It’s always interesting to see how written works are translated onto the big screen, especially if the story or novel is huge in size or complicated in its story and characters. When it’s done right, it can be a visually stunning compliment to the original written works. A Most Wanted Man, based on the novel by John le Carre, is a great example of how a dark and dirty world of spies, anti-terrorism units and competing governments doesn’t always translate well to the movie world, no matter the talent involved.
Philip Seymour Hoffman plays Gunter Bachmann, a very rumpled and weary German intelligence operative operating out of Hamburg. He is part of an organization so off the books and buried so deep under layers of secrecy it allows them to investigate and prevent security threats as they see fit. Gunter leads this group with a shrewd and calculated toughness that is needed to make the hard decisions, leaning on past failures as both motivation and lessons learned.
Events are set in motion when a half-Chechen, half-Russian man named Issa Karpov (Grigoriy Dobrygin) crawls out of the waters surrounding Hamburg and seeks asylum, piquing the interest of Gunter’s group and many other government agencies, including the CIA led by Martha Sullivan (Robin Wright). As Gunter tries to determine whether Karpov is really a threat, he gets a civil rights lawyer named Annabel Richter (Rachel McAdams) to help him in his quest for asylum.
The plot soon thickens and spreads, involving a shady religious leader/benefactor Faisal Muhammad (Homayoun Ershadi) who may be siphoning off money to al-Qaida and a seemingly shady banker Tommy Brue (William DaFoe) who apparently has a larger inheritance awaiting Karpov.
If the plot is beginning to sound a little convoluted, I am happy to say that director Anton Corbijn’s strength in this movie is to keep the story moving but not buried in too much red tape as to lose the viewer along the way.
At this point, most of the important characters have been introduced and the game really begins. Actually, in the world of espionage the game is always afoot but for the sake of the movie, things begin to move in a very fluid motion.
I began to feel a little sorry for Karpov and Richter, who seemed to be treated as no more than pawns in the giant chessboard of the spy world, with Gunter acting as the grand master. Using his years of experience, Gunter puts a plan in motion to catch what he thinks is the bigger fish, only to have the bureaucracy of competing agencies interfering with his every move.
If only things were that simple.
A Most Wanted Man is full of solid acting, with the late Hoffman leading the way. His chain smoking, booze drinking figure doesn’t look intimidating but Hoffman’s talent to show the man’s inner strength and smarts is great to watch.
The problem does not lie with the acting or for that matter, the story or even directing. All aspects of this film are done quite well. The movie just never seems to build up any real momentum and comes off as too clinical and stale.
Even though Corbijn gives us a great look at how things operate behind the scenes, it is really nothing we haven’t seen before.

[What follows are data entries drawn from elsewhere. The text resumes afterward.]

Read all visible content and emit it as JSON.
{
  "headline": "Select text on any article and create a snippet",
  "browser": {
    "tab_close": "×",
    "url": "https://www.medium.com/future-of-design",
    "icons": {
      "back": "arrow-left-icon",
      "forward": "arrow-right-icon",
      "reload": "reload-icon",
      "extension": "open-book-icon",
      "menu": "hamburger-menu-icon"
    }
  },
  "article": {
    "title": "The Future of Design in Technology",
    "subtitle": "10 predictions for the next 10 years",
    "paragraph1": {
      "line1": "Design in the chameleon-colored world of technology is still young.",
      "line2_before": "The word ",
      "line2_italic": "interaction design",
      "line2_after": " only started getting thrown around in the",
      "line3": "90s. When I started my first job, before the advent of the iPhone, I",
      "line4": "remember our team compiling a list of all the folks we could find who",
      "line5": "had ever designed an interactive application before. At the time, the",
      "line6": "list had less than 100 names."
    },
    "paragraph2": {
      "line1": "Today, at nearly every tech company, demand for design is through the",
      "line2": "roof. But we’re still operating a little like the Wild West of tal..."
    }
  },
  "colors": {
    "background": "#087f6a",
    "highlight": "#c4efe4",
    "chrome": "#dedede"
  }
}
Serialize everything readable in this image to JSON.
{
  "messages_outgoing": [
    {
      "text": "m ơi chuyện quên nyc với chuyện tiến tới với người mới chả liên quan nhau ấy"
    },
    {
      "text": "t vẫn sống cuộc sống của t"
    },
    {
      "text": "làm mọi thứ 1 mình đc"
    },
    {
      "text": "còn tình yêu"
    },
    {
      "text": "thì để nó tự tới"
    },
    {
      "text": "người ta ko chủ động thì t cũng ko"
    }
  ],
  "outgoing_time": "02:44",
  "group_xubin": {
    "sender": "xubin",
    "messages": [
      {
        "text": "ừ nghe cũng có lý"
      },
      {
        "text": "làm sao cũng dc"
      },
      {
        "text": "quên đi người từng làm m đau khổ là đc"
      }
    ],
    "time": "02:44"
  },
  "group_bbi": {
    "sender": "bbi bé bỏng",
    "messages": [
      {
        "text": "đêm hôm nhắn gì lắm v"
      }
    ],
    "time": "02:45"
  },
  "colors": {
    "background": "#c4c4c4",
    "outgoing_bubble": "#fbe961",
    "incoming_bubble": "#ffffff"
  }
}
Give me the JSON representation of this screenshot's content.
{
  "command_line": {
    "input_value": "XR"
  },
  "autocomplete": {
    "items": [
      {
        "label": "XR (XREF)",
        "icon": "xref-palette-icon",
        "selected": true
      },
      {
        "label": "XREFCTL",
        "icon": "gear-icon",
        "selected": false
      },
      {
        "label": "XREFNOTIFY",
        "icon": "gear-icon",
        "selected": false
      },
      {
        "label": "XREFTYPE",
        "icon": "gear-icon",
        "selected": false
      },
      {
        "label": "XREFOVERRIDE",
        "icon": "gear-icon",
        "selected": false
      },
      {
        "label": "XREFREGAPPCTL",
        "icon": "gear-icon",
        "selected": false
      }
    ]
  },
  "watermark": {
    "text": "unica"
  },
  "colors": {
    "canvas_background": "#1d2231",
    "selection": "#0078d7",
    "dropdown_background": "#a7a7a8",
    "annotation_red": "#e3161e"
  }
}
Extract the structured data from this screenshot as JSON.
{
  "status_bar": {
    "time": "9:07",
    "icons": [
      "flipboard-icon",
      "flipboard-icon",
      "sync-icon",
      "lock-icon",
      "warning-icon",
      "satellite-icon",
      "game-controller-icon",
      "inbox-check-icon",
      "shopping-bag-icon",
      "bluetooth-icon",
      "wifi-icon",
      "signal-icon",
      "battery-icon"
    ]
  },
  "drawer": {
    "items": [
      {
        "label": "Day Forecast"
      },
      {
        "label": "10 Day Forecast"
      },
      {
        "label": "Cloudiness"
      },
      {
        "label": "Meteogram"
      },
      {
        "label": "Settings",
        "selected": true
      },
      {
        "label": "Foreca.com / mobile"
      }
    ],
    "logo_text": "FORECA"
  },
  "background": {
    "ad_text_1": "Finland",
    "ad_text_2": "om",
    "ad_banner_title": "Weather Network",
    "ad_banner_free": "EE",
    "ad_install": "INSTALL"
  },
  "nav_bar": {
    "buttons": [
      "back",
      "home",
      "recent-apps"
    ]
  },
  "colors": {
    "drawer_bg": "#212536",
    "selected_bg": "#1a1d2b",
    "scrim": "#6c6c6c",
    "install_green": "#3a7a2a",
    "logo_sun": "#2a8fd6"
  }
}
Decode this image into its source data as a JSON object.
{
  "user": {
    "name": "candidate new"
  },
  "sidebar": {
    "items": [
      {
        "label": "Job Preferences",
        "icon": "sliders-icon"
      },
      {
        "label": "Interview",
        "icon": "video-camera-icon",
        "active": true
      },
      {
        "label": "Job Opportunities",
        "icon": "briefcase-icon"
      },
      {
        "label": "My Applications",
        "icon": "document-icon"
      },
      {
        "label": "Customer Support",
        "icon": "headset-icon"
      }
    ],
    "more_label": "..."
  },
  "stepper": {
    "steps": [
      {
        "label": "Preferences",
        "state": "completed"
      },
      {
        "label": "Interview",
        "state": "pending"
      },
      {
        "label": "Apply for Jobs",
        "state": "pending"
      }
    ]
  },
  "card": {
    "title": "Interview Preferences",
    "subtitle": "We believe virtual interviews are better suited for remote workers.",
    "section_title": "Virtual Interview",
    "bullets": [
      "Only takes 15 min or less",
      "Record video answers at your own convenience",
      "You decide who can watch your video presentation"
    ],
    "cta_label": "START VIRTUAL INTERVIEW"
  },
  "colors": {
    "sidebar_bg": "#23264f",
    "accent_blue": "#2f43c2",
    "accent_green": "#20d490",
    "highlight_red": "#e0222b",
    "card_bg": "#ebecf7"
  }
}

Characters spend too much time smoking, drinking and staring off in the distance while pondering their next move. While this may be accurate, it becomes a little tiresome after awhile.
This movie might not have knocked it out of the park, but at least it tried hard to give us some high quality cinema. Watching Hoffman was bittersweet, and yet another reminder of what a talent he was. It’s just a shame that the movie as a whole couldn’t rise to his level, leaving me feeling unfulfilled and a bit disappointed.
+ Another great performance by the late Philip Seymour Hoffman
+ Overall cast is solid and believable
+ Great look at the world of spies and the life they lead
- Film never really jumps up and grabs you
- Story is too dry and clinical, almost going through the motions at times